We have had a couple of days where the sun was shining a bit and temperatures eked above freezing long enough to melt some snow and slush.  With my new Scott Solace road bike staring at me every time I stepped into the garage, I was ready for clear roads.  The first ride was a beautifully snowy 20⁰F day – just enough snow to leave the roads and my knuckles white (on every turn) with my 25mm tires slipping along.  Then after weeks of 20⁰ days, January 20 brought a sweet 44⁰F!  I was enjoying the day, more than happy to be outside and to be riding, not pushing the tempo, just spinning my legs.  With all the melting snow and ice, the potholes and craters in the road that had formed over the winter were filled with water.  I know these roads and routes like the back of my hand and normally dodge the larger potholes and jump the deeper cracks.  But today, the route feels brand new.  Delightfully new.  Twenty minutes in, and I could hear a car behind me as I approached a fairly rough patch of road by a pig farm.  I held my line to let the car pass and at the same time I rolled through what looked like a few dark puddles.  One of the puddles was actually a deep pothole, and my tires slammed into it sending a shock through my bike and into my body.  BANG.  I immediately knew it was bad, and my first thought was, “Great, this bike doesn’t even have fifty miles on it and I just bent the rim.”  The car passed, I crested the hill, and then pulled off into the grass.  I stepped off my bike and spun the rear tire.  Not bent – Good.  Then I heard the SSSSSSSSSS sound of a tire going flat.  No problem.  As I was swapping out the tube, I realized sweat was dripping off of my forehead and my bare hands were not cold at all.  I was sweating!  Thank you, Mother Nature!

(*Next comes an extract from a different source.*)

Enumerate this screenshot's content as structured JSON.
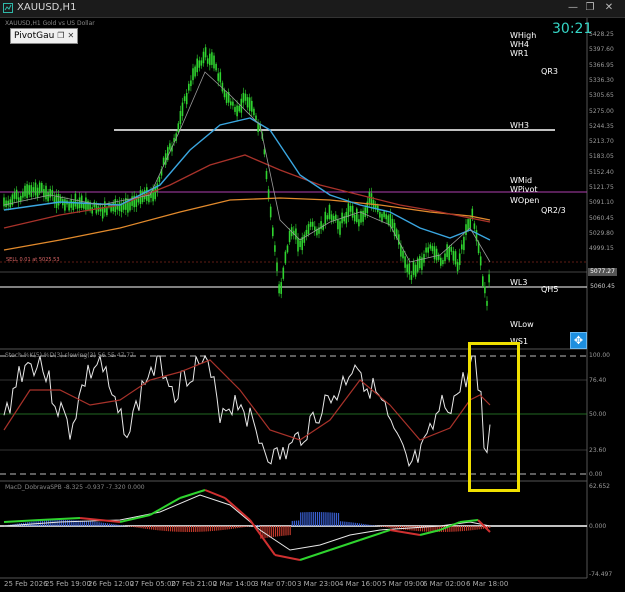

Another cyclist passed by and yelled out to make sure I had everything I needed.  I changed the flat and rode on.  I was chased by two dogs.  I dealt with one angry driver.  I thought about that pothole for a while.  It was really deep, but there was no way to see it and act quickly enough.  The melted snow and slush made it look just like a puddle, a dip in the road maybe.  I thought about how life was like that sometimes.  I thought about that a little while longer and finished my ride.  I know these roads are going to be rough for a while, the cracks and holes and chunks of black top from the winter piling up.  The Weather Channel is forecasting that March is supposed to be colder than average.  I am okay with that.  I know warmer temperatures and longer days are closer and closer.  I will be outside as long as the roads are clear of snow.  And if not, I’ll be flossing.